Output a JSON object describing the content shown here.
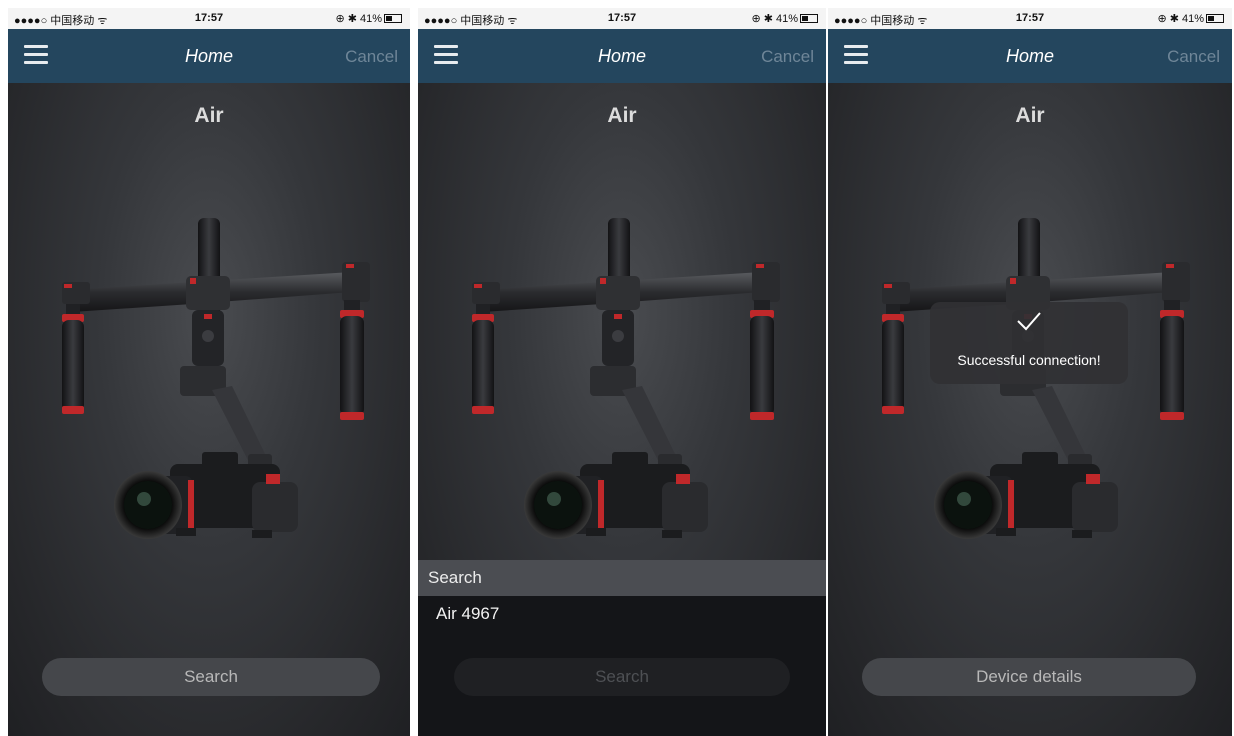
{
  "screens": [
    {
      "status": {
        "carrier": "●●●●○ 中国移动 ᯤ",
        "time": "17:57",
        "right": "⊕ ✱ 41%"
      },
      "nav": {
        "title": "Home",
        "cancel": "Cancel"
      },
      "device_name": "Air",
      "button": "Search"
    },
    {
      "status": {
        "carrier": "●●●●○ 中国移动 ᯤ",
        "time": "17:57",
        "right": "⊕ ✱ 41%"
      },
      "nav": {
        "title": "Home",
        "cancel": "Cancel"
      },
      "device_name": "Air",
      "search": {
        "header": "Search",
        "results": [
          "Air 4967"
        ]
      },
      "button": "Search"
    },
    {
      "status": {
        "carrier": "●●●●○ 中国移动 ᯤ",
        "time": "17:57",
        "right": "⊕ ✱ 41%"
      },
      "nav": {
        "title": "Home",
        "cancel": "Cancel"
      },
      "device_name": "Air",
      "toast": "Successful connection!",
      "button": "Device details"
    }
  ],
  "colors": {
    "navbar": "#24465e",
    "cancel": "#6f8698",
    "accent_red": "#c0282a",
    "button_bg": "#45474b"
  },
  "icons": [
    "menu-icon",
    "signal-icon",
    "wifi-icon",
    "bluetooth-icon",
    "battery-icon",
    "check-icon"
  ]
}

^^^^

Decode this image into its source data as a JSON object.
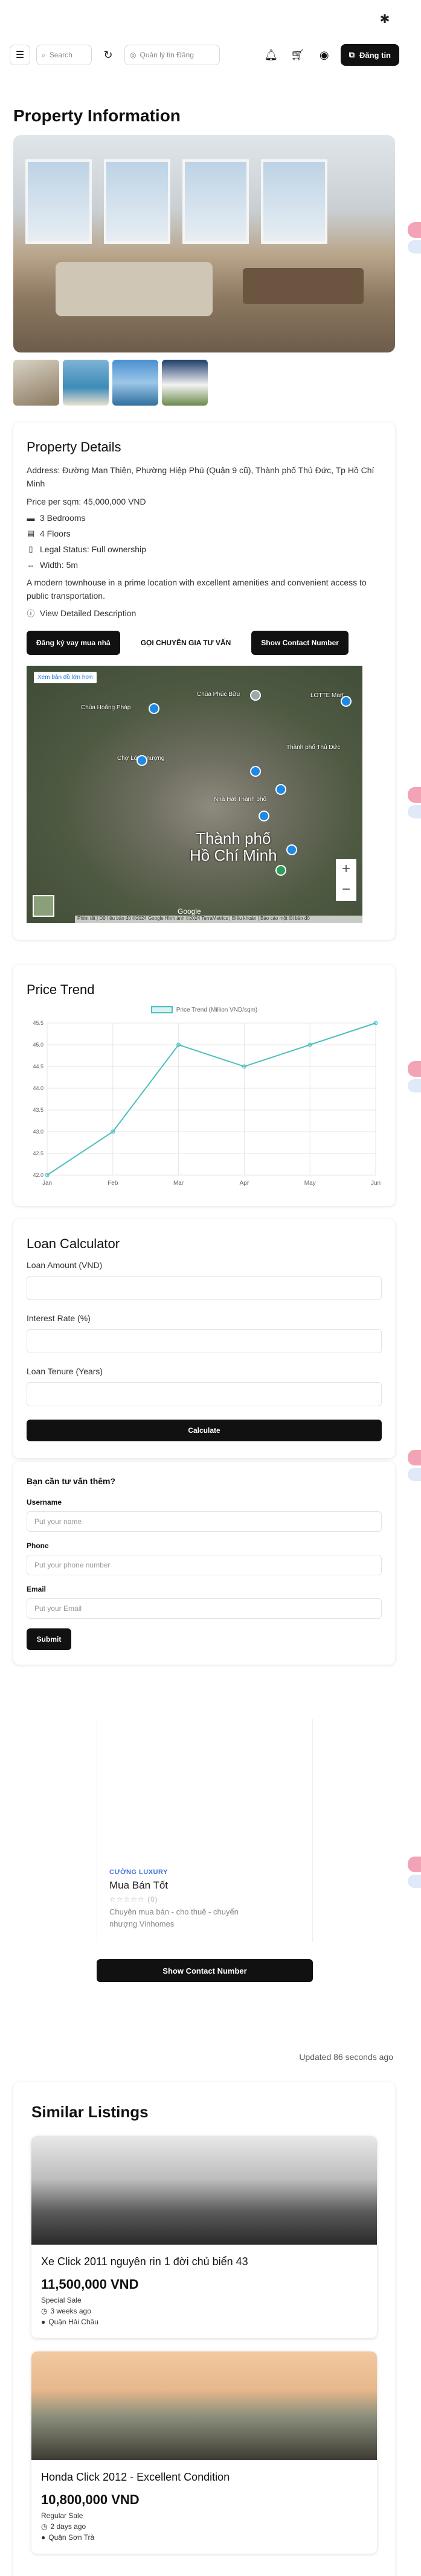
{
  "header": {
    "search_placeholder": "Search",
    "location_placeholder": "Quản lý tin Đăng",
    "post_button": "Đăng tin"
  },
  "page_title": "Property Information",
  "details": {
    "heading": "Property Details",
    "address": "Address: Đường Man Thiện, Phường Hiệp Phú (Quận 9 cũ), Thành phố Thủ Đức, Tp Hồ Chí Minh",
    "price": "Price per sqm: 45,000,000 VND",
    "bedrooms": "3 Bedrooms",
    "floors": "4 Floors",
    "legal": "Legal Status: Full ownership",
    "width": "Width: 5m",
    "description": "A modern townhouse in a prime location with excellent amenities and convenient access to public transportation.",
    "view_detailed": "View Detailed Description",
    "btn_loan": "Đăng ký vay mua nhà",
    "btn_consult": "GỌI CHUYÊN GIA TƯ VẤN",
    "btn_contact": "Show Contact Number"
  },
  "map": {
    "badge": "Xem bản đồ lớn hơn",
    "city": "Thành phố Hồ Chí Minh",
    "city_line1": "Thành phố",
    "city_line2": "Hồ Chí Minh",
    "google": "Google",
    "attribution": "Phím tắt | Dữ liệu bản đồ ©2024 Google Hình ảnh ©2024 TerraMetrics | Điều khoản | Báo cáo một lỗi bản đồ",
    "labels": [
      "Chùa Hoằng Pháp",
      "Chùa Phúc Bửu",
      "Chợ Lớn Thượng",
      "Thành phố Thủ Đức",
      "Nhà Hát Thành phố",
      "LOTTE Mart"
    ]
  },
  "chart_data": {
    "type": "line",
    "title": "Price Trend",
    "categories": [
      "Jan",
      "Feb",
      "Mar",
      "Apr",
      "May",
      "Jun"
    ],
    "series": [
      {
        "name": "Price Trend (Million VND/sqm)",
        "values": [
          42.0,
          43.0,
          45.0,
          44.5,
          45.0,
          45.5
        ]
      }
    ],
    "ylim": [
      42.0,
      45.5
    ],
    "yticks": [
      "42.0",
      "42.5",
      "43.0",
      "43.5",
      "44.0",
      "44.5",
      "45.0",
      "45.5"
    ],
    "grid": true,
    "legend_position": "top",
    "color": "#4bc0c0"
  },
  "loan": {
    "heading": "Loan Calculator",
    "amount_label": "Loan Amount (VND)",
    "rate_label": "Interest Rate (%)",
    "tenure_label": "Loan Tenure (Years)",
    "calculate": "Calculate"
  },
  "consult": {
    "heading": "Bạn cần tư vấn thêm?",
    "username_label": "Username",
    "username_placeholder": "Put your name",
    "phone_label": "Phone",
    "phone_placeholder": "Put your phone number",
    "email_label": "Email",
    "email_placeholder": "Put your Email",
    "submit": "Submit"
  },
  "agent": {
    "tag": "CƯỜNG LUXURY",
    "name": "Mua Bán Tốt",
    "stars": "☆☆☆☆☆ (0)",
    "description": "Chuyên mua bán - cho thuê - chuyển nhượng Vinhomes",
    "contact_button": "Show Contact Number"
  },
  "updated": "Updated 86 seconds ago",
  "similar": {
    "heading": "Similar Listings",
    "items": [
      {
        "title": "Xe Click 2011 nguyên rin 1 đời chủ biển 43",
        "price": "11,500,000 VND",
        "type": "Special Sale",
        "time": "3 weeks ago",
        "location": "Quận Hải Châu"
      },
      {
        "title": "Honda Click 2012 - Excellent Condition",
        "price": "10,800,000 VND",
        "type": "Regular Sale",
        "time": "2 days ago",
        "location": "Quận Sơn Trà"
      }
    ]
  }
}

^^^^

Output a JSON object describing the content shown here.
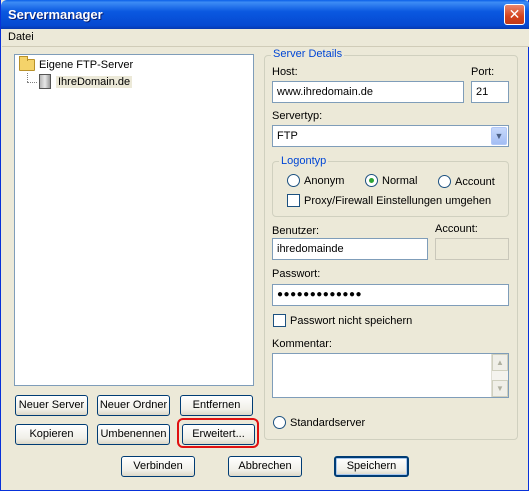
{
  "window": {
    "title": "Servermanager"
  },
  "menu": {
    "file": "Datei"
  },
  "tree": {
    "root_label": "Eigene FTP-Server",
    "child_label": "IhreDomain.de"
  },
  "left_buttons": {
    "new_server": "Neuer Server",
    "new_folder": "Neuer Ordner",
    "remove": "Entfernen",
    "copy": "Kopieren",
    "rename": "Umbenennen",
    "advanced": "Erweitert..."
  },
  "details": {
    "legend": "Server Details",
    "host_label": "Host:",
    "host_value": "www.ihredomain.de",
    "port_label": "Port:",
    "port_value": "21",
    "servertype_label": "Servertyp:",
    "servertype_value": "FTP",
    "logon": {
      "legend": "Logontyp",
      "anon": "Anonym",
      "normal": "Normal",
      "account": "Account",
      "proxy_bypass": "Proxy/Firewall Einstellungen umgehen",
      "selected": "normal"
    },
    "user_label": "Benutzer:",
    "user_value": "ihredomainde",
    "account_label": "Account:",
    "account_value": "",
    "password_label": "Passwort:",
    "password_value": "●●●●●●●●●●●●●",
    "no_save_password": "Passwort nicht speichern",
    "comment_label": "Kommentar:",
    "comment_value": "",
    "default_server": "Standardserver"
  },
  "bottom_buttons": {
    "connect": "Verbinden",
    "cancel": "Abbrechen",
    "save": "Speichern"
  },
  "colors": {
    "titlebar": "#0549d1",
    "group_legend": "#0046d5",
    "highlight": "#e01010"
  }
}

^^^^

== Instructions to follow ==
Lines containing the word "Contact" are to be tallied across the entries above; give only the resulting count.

== Solution ==
2